With few exceptions, the foothills of the Lebanon range rise almost directly from the Mediterranean Sea, leaving only a narrow coastal plain. The summits of this range average between 6,000 and 7,000 feet (c. 1,800 meters and c. 2,100 meters) in elevation, with two peaks towering over 3,000 feet (c. 900 meters) higher. Both the eastern and the western slopes of Lebanon are steep.
The range itself consists of a bottom layer of hard limestone, next a layer of yellow and red sandstone overlaid and interspersed with limestone, and finally another layer of limestone. Its eastern slopes are quite barren and have practically no important streams. But the well-watered western slopes are cleft by streams and gorges. (Compare Song of Solomon 4:15.) The terraced lower slopes on the W side support grain, vineyards, fruit orchards, and mulberry, walnut and olive trees. (Compare Hosea 14:5-7.) Pines thrive in the rich soil of the sandstone layer, and at the higher elevations are to be found a few small groves of the majestic cedars that anciently covered the range and the wood of which was used for various purposes.(1 Ki. 6:9; Song of Sol. 3:9; Ezek. 27:5; see CEDAR.) Ash, cypress and juniper trees are also native to the Lebanon range. (1 Ki. 5:6-8; 2 Ki. 19:23; Isa. 60:13) Among the animals inhabiting this region are jackals, gazelles, hyenas, wolves and bears.
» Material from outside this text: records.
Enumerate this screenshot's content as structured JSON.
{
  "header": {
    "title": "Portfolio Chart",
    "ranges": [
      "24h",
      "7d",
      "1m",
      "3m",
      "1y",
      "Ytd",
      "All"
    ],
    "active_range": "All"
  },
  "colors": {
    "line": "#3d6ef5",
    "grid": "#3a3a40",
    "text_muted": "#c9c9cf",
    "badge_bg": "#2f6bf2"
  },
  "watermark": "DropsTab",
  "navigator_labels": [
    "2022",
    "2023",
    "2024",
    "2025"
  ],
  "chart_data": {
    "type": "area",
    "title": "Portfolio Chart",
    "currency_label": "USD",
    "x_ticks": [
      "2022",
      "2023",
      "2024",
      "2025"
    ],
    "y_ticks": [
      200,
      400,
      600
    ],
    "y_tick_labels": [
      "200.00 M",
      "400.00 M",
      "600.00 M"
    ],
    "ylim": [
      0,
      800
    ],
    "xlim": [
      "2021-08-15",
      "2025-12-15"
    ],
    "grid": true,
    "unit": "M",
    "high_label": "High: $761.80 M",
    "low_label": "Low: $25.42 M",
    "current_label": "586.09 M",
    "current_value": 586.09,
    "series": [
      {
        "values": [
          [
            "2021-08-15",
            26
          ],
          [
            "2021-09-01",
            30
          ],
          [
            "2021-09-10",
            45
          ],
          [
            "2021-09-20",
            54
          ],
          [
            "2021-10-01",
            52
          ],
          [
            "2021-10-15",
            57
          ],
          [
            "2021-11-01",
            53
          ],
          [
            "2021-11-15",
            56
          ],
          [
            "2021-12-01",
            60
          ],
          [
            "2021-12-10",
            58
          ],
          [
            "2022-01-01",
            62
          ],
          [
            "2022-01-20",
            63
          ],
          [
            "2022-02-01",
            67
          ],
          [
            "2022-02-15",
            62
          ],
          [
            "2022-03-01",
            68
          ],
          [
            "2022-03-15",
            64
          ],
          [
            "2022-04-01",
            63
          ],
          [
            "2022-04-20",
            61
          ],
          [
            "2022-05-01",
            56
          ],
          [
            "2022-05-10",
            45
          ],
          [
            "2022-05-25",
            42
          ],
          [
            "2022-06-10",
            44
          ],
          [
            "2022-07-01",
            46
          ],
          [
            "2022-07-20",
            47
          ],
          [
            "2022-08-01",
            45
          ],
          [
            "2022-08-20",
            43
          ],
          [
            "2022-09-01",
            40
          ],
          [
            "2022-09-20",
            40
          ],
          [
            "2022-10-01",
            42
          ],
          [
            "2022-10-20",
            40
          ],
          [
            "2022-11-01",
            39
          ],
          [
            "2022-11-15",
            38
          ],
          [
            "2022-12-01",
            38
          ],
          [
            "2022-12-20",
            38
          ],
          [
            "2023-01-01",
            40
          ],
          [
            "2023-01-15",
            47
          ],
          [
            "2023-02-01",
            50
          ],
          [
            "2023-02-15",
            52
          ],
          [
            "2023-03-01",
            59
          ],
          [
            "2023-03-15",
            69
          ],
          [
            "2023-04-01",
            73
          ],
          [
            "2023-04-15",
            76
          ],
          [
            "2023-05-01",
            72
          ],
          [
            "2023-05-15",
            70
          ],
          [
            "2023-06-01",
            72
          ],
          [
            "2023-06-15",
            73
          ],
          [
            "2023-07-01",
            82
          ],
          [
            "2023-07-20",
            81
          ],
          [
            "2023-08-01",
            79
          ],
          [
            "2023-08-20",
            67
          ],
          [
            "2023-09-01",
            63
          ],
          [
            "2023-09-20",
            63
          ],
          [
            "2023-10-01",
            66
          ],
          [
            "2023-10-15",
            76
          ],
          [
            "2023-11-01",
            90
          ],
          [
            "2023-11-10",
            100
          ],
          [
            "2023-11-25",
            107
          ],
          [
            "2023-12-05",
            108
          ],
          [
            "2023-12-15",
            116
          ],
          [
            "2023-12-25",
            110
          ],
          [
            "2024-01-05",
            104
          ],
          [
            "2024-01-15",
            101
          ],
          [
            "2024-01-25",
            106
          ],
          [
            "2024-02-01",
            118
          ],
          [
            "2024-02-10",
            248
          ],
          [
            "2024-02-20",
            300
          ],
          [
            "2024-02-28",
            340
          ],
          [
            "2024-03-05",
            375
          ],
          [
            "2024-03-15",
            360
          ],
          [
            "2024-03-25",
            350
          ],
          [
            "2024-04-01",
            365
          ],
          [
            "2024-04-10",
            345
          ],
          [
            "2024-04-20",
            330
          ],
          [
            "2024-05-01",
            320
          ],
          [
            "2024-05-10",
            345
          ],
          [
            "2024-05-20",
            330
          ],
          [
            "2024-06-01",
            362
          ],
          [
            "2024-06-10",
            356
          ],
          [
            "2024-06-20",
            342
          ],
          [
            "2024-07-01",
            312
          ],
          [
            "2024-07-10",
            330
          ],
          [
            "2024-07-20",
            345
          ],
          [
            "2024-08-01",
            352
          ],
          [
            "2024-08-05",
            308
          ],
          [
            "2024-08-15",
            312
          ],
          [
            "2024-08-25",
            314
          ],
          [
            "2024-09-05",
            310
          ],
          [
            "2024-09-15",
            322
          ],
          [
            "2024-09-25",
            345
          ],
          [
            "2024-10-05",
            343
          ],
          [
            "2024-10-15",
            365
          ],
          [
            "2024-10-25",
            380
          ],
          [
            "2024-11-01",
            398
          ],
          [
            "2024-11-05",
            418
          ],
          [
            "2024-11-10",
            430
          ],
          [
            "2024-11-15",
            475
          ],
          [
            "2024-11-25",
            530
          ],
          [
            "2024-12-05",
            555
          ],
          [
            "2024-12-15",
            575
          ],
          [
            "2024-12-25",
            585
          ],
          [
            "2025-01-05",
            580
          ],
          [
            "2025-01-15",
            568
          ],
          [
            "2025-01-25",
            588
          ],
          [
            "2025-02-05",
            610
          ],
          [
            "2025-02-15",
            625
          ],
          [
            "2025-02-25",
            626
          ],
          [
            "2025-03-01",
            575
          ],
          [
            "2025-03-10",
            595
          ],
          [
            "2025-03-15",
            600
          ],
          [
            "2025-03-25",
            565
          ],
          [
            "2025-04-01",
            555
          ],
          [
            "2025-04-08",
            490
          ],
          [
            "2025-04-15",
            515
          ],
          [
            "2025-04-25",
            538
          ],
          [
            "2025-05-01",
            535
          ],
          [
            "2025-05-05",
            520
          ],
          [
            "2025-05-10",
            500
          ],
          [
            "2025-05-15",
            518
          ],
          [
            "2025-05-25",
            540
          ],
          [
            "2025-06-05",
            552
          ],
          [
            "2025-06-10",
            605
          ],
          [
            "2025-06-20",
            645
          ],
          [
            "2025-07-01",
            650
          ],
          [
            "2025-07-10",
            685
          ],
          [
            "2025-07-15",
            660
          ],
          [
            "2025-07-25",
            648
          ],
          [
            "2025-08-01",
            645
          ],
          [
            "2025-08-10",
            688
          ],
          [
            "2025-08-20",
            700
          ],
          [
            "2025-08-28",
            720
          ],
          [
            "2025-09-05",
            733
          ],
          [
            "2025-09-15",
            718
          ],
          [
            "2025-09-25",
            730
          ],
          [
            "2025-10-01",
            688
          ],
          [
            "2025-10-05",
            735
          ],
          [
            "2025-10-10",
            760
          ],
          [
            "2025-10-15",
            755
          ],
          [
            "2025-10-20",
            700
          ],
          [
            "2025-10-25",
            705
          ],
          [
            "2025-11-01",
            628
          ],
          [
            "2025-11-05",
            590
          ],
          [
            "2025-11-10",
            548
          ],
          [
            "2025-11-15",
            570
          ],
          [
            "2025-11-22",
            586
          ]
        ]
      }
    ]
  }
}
In ancient times both the forests and wildlife were more abundant, it being a haunt for lions and leopards. (Song of Sol. 4:8; Isa. 40:16) Possibly it was the fragrance of its great forests that was known as the “fragrance of Lebanon.”—Song of Sol. 4:11.
The Lebanon region was not conquered by the Israelites under Joshua’s leadership, but came to be the NW border of the land. (Deut. 1:7; 3:25; 11:24; Josh. 1:4; 9:1) The pagan inhabitants of this area, however, served to test Israel’s faithfulness to Jehovah. (Judg. 3:3, 4) Centuries later, King Solomon exercised jurisdiction over a part of Lebanon and there did building work. (1 Ki. 9:17-19; 2 Chron. 8:5, 6) Possibly one of his construction projects included “the tower of Lebanon, which is looking out toward Damascus.” (Song of Sol. 7:4; some, however, understand this to refer to one of the peaks of Lebanon.) At this time Hiram the king of Tyre controlled another portion of Lebanon, from which he supplied Solomon with cedar and juniper timbers.—1 Ki. 5:7-14.
Many of the Scriptural references to Lebanon are associated with its fruitfulness (Ps. 72:16; Isa. 35:2) and luxuriant forests, particularly its majestic cedars. (Ps. 29:5) Often Lebanon is used in a figurative way. It is depicted as if in a state of abashment, sympathizing with the land of Judah that had been despoiled by the Assyrian forces. (Isa. 33:1, 9) The Assyrian army itself, however, was to experience calamity, being felled like trees of Lebanon. (Isa. 10:24-26, 33, 34) Disastrous effects resulting from Jehovah’s judgment are compared to the withering of the blossom of Lebanon. (Nah. 1:4) However, the turning of Lebanon’s forest into a fruitful orchard is alluded to in a restoration prophecy and illustrates a complete reversal of matters.—Isa. 29:17, 18.
Jehovah, through Jeremiah, “said concerning the house of the king of Judah, ‘You are as Gilead to me, the head of Lebanon.’” (Jer. 22:6) The “house” appears to designate the palace complex. (Jer. 22:1, 5)